> _AVAILABLE DATA_:
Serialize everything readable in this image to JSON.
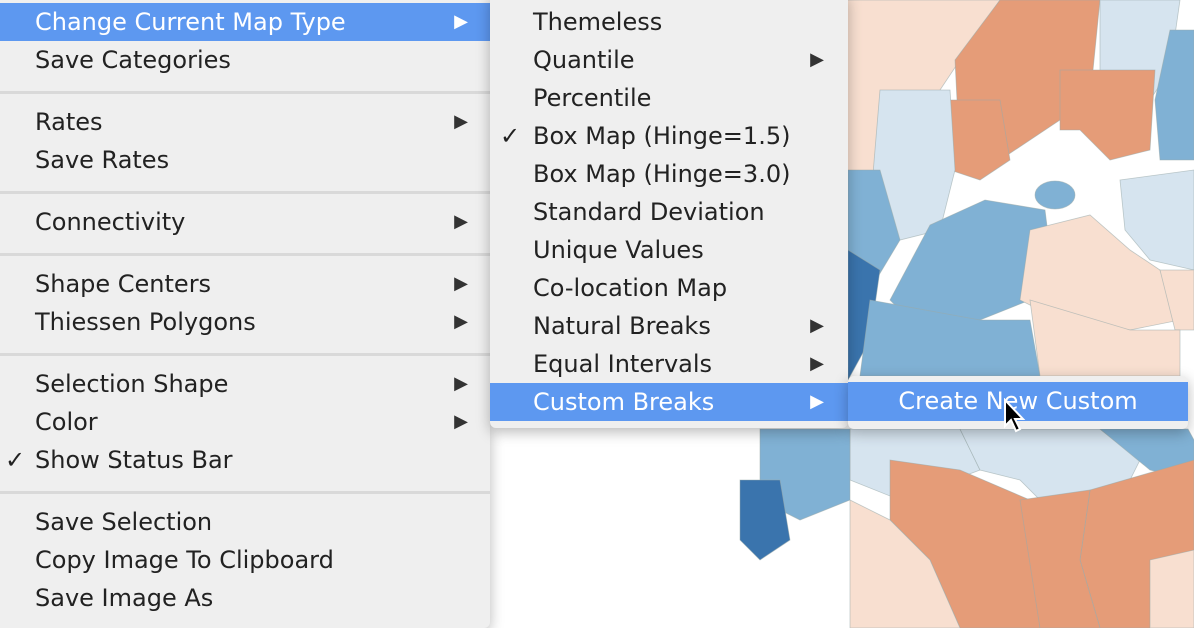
{
  "colors": {
    "highlight": "#5d98f0",
    "menu_bg": "#efefef",
    "map_dark_orange": "#e59c78",
    "map_light_orange": "#f8dfd0",
    "map_light_blue": "#d6e4ef",
    "map_mid_blue": "#80b1d4",
    "map_dark_blue": "#3a74ad"
  },
  "main_menu": {
    "items": [
      {
        "label": "Change Current Map Type",
        "submenu": true,
        "highlighted": true
      },
      {
        "label": "Save Categories"
      },
      {
        "label": "Rates",
        "submenu": true
      },
      {
        "label": "Save Rates"
      },
      {
        "label": "Connectivity",
        "submenu": true
      },
      {
        "label": "Shape Centers",
        "submenu": true
      },
      {
        "label": "Thiessen Polygons",
        "submenu": true
      },
      {
        "label": "Selection Shape",
        "submenu": true
      },
      {
        "label": "Color",
        "submenu": true
      },
      {
        "label": "Show Status Bar",
        "checked": true
      },
      {
        "label": "Save Selection"
      },
      {
        "label": "Copy Image To Clipboard"
      },
      {
        "label": "Save Image As"
      }
    ]
  },
  "map_type_menu": {
    "items": [
      {
        "label": "Themeless"
      },
      {
        "label": "Quantile",
        "submenu": true
      },
      {
        "label": "Percentile"
      },
      {
        "label": "Box Map (Hinge=1.5)",
        "checked": true
      },
      {
        "label": "Box Map (Hinge=3.0)"
      },
      {
        "label": "Standard Deviation"
      },
      {
        "label": "Unique Values"
      },
      {
        "label": "Co-location Map"
      },
      {
        "label": "Natural Breaks",
        "submenu": true
      },
      {
        "label": "Equal Intervals",
        "submenu": true
      },
      {
        "label": "Custom Breaks",
        "submenu": true,
        "highlighted": true
      }
    ]
  },
  "custom_breaks_menu": {
    "items": [
      {
        "label": "Create New Custom",
        "highlighted": true
      }
    ]
  },
  "symbols": {
    "check": "✓",
    "arrow": "▶"
  }
}
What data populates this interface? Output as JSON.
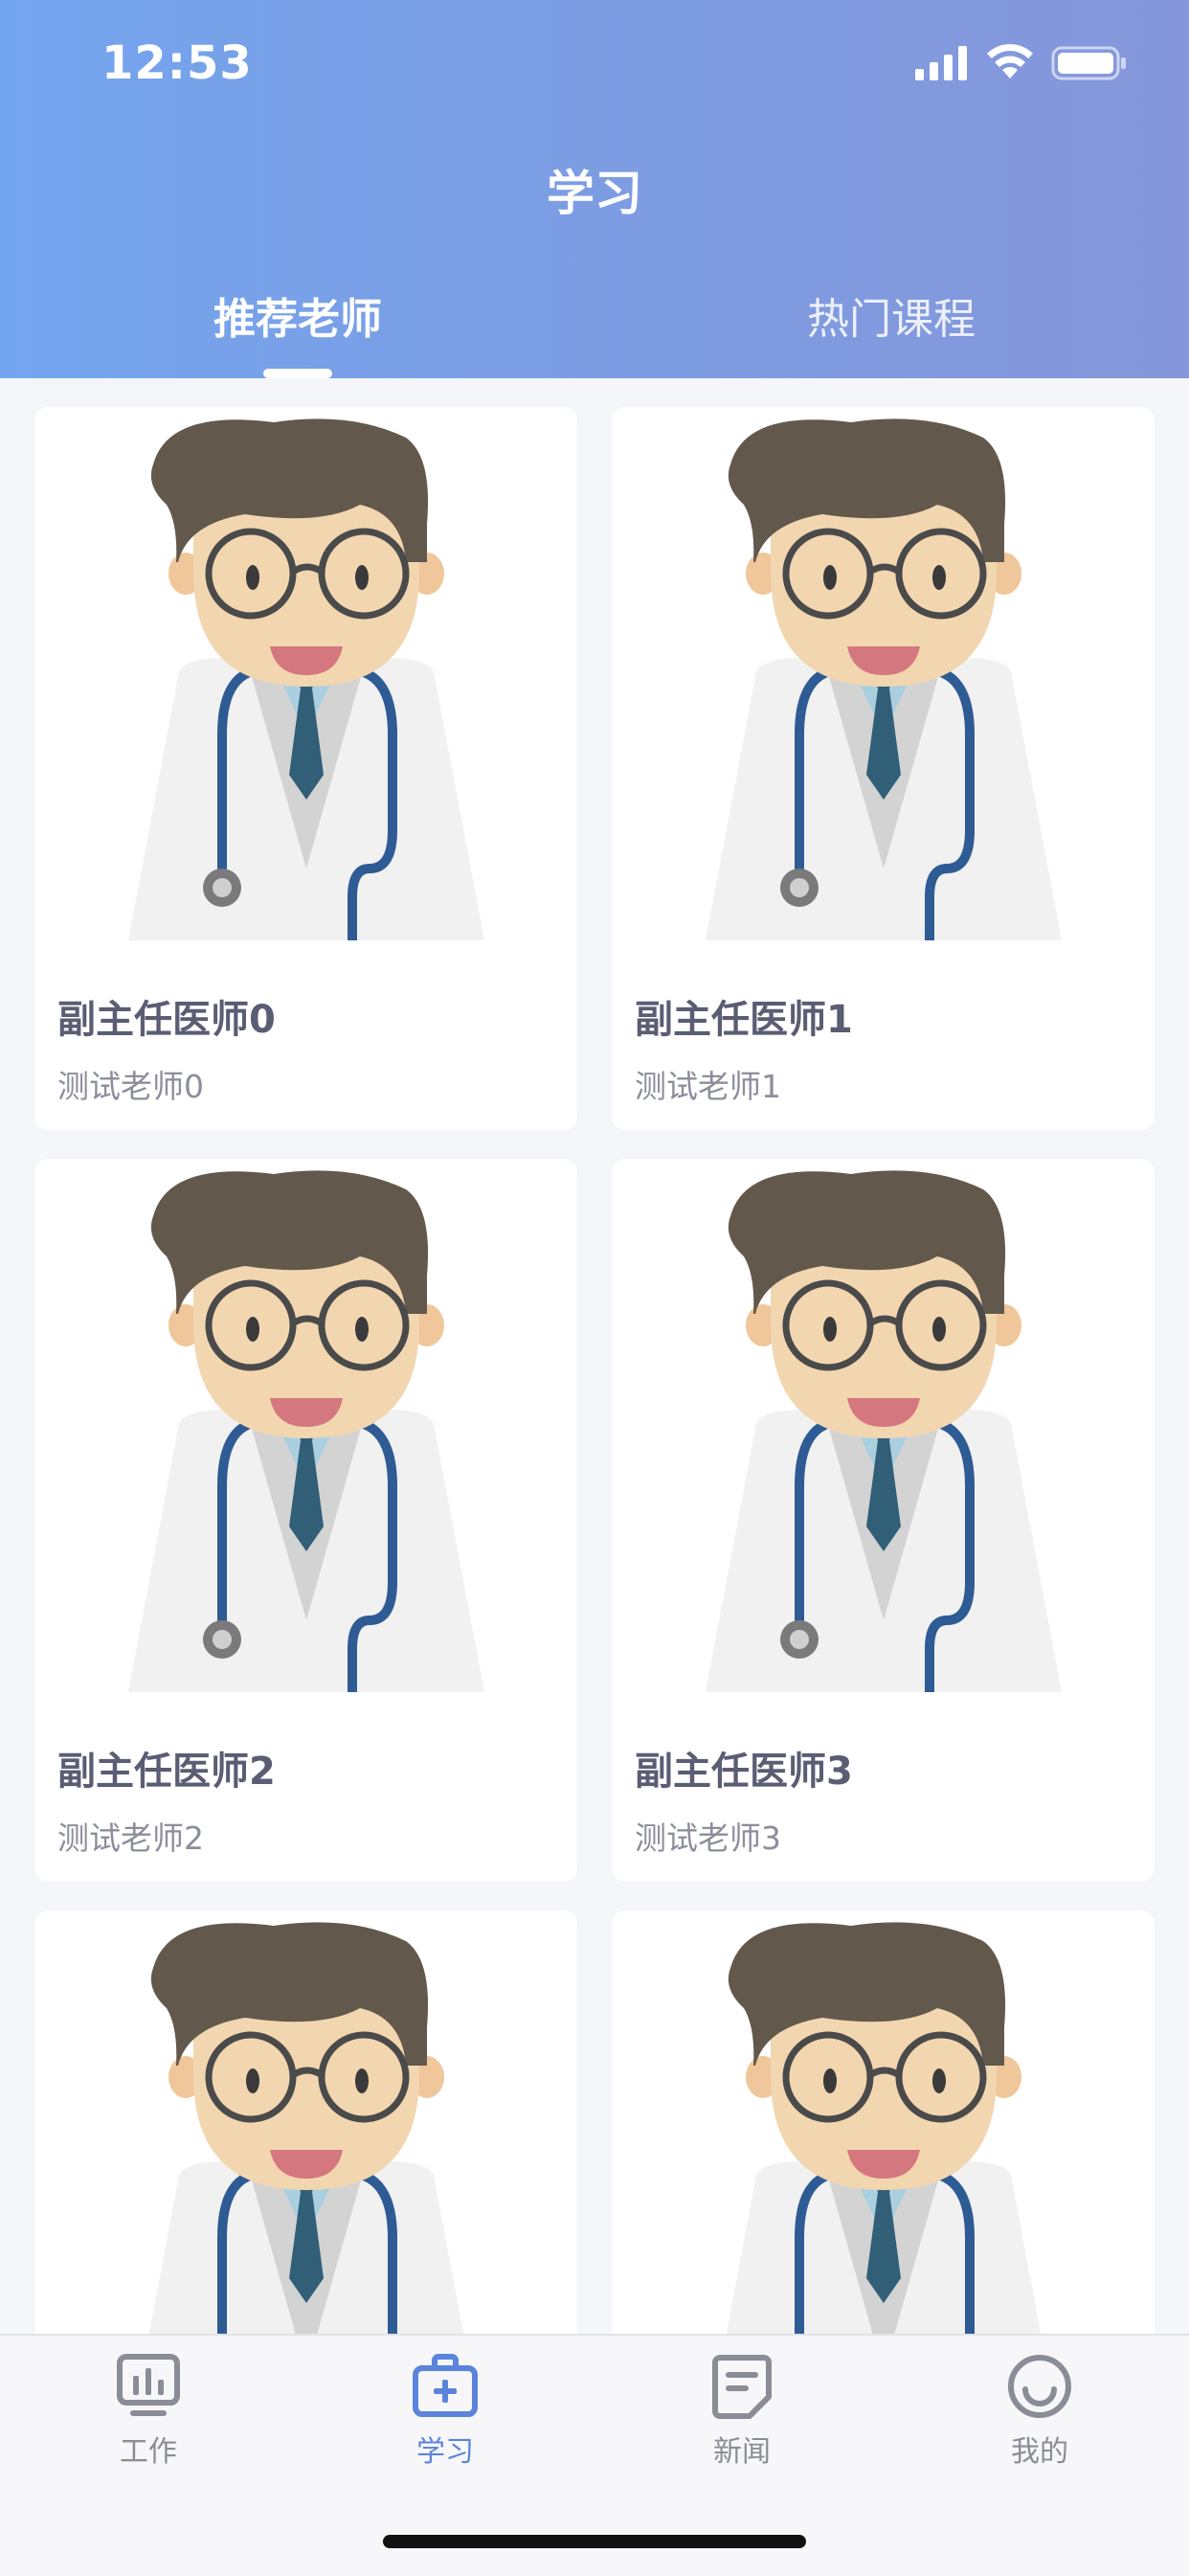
{
  "status_bar": {
    "time": "12:53"
  },
  "header": {
    "title": "学习",
    "tabs": [
      {
        "label": "推荐老师",
        "active": true
      },
      {
        "label": "热门课程",
        "active": false
      }
    ]
  },
  "teachers": [
    {
      "title": "副主任医师0",
      "name": "测试老师0"
    },
    {
      "title": "副主任医师1",
      "name": "测试老师1"
    },
    {
      "title": "副主任医师2",
      "name": "测试老师2"
    },
    {
      "title": "副主任医师3",
      "name": "测试老师3"
    }
  ],
  "tabbar": {
    "items": [
      {
        "label": "工作",
        "icon": "chart-board-icon",
        "active": false
      },
      {
        "label": "学习",
        "icon": "medical-kit-icon",
        "active": true
      },
      {
        "label": "新闻",
        "icon": "document-icon",
        "active": false
      },
      {
        "label": "我的",
        "icon": "smiley-icon",
        "active": false
      }
    ]
  },
  "colors": {
    "header_gradient_start": "#73a5ee",
    "header_gradient_end": "#8597da",
    "active_tab": "#5b84dc"
  }
}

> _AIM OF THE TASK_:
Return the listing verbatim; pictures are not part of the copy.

> _TASK SOLUTION_:
Serialize everything readable in this image to JSON.
{
  "colors": {
    "highlight": "#5d98f0",
    "menu_bg": "#efefef",
    "map_dark_orange": "#e59c78",
    "map_light_orange": "#f8dfd0",
    "map_light_blue": "#d6e4ef",
    "map_mid_blue": "#80b1d4",
    "map_dark_blue": "#3a74ad"
  },
  "main_menu": {
    "items": [
      {
        "label": "Change Current Map Type",
        "submenu": true,
        "highlighted": true
      },
      {
        "label": "Save Categories"
      },
      {
        "label": "Rates",
        "submenu": true
      },
      {
        "label": "Save Rates"
      },
      {
        "label": "Connectivity",
        "submenu": true
      },
      {
        "label": "Shape Centers",
        "submenu": true
      },
      {
        "label": "Thiessen Polygons",
        "submenu": true
      },
      {
        "label": "Selection Shape",
        "submenu": true
      },
      {
        "label": "Color",
        "submenu": true
      },
      {
        "label": "Show Status Bar",
        "checked": true
      },
      {
        "label": "Save Selection"
      },
      {
        "label": "Copy Image To Clipboard"
      },
      {
        "label": "Save Image As"
      }
    ]
  },
  "map_type_menu": {
    "items": [
      {
        "label": "Themeless"
      },
      {
        "label": "Quantile",
        "submenu": true
      },
      {
        "label": "Percentile"
      },
      {
        "label": "Box Map (Hinge=1.5)",
        "checked": true
      },
      {
        "label": "Box Map (Hinge=3.0)"
      },
      {
        "label": "Standard Deviation"
      },
      {
        "label": "Unique Values"
      },
      {
        "label": "Co-location Map"
      },
      {
        "label": "Natural Breaks",
        "submenu": true
      },
      {
        "label": "Equal Intervals",
        "submenu": true
      },
      {
        "label": "Custom Breaks",
        "submenu": true,
        "highlighted": true
      }
    ]
  },
  "custom_breaks_menu": {
    "items": [
      {
        "label": "Create New Custom",
        "highlighted": true
      }
    ]
  },
  "symbols": {
    "check": "✓",
    "arrow": "▶"
  }
}
What data populates this interface? Output as JSON.
{
  "status_bar": {
    "time": "12:53"
  },
  "header": {
    "title": "学习",
    "tabs": [
      {
        "label": "推荐老师",
        "active": true
      },
      {
        "label": "热门课程",
        "active": false
      }
    ]
  },
  "teachers": [
    {
      "title": "副主任医师0",
      "name": "测试老师0"
    },
    {
      "title": "副主任医师1",
      "name": "测试老师1"
    },
    {
      "title": "副主任医师2",
      "name": "测试老师2"
    },
    {
      "title": "副主任医师3",
      "name": "测试老师3"
    }
  ],
  "tabbar": {
    "items": [
      {
        "label": "工作",
        "icon": "chart-board-icon",
        "active": false
      },
      {
        "label": "学习",
        "icon": "medical-kit-icon",
        "active": true
      },
      {
        "label": "新闻",
        "icon": "document-icon",
        "active": false
      },
      {
        "label": "我的",
        "icon": "smiley-icon",
        "active": false
      }
    ]
  },
  "colors": {
    "header_gradient_start": "#73a5ee",
    "header_gradient_end": "#8597da",
    "active_tab": "#5b84dc"
  }
}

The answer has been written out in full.